were a common client request and I performed them oen. As
I got more practice, I was able to provide input on how clients
could improve their eciencies and increase the amount of
throughput for each workstation.
For all these experiences, I had time to learn and practice be-
fore completing the task at hand. One day, however, I had the
opportunity to solve a problem as it occurred. I remember re-
ceiving a message from an employee mentioning that packages
were falling o the conveyor belt and onto the oor. e main
problem was a shortage of the large cardboard boxes used for
storing packages. In this instance, my mentor taught me how to
use Pyramid, the soware responsible for routing the packages
to their proper destination. Aer geing a quick tutorial on the
soware, I rebalanced the conveyor line and rerouted the pack-
ages to a location with a box available.
Ultimately, I had the privilege of expanding my knowledge
of optimization and continuous improvement in the logistics
industry while working for Radial.
In the fall of my senior year, I aended Penn State’s Fall Ca-
reer Days, the largest collegiate career fair, and the Industrial
Engineering Career Fair hosted by Penn State’s IISE chapter.
Aer careful thought and consideration of all options, I de-
cided Radial Inc. provided the best opportunity to grow and
develop, both personally and professionally. I am excited to
join full time in June 2023 upon completion of my degree. I am
extremely grateful for my time at Penn State University and the
opportunities it has provided.
Caroline Veitch is a recent industrial engineering graduate of Pennsylvania State University who served as an intern in summer 2022 with Radial Inc., an

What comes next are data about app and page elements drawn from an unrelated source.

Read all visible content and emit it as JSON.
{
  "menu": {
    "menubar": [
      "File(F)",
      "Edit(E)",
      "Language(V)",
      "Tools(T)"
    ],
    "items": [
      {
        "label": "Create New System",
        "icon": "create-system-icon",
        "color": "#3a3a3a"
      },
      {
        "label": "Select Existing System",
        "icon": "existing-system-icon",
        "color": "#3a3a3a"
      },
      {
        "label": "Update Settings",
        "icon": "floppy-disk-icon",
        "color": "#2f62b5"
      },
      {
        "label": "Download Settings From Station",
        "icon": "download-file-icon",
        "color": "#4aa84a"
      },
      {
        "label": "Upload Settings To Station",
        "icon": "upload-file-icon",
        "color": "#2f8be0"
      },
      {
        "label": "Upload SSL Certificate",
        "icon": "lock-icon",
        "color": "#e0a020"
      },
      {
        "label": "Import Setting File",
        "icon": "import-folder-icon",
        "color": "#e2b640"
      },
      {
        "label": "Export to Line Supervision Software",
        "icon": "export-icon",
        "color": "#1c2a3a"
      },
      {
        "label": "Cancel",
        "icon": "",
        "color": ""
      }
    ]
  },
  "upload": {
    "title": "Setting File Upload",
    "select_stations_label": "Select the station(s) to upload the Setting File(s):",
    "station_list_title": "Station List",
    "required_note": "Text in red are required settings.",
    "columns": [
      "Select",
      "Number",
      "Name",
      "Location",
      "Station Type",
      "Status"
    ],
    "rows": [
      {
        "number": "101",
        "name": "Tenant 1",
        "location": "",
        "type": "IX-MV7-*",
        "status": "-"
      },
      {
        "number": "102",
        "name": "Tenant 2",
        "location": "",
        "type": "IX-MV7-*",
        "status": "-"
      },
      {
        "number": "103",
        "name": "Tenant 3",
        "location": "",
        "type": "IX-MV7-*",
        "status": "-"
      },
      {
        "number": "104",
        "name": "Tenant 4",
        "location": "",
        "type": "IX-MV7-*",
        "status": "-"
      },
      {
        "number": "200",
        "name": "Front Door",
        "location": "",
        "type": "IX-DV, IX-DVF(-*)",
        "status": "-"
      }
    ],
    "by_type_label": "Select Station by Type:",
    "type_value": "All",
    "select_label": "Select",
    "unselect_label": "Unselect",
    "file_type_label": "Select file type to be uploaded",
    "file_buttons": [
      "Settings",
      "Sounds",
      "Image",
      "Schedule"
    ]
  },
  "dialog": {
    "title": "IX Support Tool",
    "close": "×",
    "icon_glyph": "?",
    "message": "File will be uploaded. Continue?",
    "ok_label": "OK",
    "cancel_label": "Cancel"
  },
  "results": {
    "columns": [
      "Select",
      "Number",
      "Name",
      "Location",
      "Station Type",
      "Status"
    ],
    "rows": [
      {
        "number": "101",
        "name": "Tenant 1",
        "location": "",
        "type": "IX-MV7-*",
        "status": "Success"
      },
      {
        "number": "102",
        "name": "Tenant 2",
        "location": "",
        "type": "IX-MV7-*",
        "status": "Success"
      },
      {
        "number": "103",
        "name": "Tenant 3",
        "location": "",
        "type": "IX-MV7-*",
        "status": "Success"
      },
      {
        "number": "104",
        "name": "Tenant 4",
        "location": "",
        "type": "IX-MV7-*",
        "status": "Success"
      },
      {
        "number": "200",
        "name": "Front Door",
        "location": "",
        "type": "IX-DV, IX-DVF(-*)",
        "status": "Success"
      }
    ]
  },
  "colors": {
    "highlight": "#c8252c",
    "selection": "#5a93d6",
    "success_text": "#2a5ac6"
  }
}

e-commerce company based in Pennsylvania. She begins a full-time position with the company this June.